Here's the extractor. This one is 1/2 inch (about 12 mm). The threads are left-hand.

Drill a pilot hole into your broken fastener, then drive this into it and turn. Since the threads are left-hand, it will turn the fastener (or can capacitor innards...) to the left as you drive it in.

If you work on old British cars, you will need this eventually.

You can see how the innards came right out.

It's a capacitor on a stick!

With the can empty, we can put modern caps on the base, and run wires down through holes in the base. Then solder to the appropriate terminals.

A lot of people won't do this. I like it because it's easy, sort of fun and keeps the original look from the outside. In a lot of gear, there just isn't enough room to put discrete caps under the chassis. And even if you can, it generally winds up looking sloppy.

Sure, you can buy new production cans. But if you keep a decent stock of electrolytic caps on hand as I do, it's easy to take 15 minutes to get the can out, open it and put new caps in. Better than ordering an expensive can and waiting a week for it to show up, too.

Just my opinion. Once you do one, it's like eating peanuts. You can't stop.

Then we use epoxy and put the can back together.

You can also paint over the seam if you want to make it look more original. I did not, but I should have. Doh.

Here's the can reinstalled.

Nice solder blobs, huh?

Bertha does great, but boy, when you are holding that iron upright like I was here with your hand and head over it, it gets really hot!

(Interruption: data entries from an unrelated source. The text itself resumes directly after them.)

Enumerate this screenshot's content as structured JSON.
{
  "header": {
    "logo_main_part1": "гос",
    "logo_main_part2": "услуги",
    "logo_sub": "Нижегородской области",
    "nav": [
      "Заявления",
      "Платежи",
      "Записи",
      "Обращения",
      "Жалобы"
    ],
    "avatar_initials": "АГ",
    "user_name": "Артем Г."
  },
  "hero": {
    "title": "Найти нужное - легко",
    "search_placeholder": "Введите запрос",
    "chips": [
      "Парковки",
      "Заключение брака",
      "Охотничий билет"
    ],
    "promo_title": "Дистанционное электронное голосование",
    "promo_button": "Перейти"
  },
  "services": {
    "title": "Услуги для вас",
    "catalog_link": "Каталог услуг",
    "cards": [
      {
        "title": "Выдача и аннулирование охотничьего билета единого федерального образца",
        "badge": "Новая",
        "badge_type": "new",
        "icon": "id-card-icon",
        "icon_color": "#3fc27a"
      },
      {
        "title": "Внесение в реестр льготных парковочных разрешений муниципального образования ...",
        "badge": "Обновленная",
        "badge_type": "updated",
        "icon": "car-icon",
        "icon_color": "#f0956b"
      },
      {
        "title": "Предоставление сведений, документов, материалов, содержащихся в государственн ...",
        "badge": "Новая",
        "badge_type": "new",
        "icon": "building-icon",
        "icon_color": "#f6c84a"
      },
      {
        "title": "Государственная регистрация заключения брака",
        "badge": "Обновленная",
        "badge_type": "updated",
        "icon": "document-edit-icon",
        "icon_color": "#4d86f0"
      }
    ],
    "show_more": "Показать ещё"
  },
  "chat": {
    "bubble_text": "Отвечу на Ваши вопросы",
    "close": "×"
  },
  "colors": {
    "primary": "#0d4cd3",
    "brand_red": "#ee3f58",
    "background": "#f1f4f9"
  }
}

I put a note on it to indicate it was serviced.

Aside from the filter cap, there are only 4 other caps to replace. They're all in the audio frequency circuit - it generates a fixed 600 Hz signal.

Here are 3 of them - the new caps are yellow modern poly. They replaced old paper foil caps.

The fourth is an electrolytic on a terminal strip.

I also straightened out that dent where the sweep output jack is.

Turns out the aluminum panel is so soft that I could bend it by putting a connector on the jack and just moving it sideways.

The dent probably happened the same way in reverse - a cable was plugged in and took a hit and the panel got bent.

I still needed a few taps with a hammer to get the panel perfectly aligned.

Next I'll put a proper 3-prong grounded AC cord on.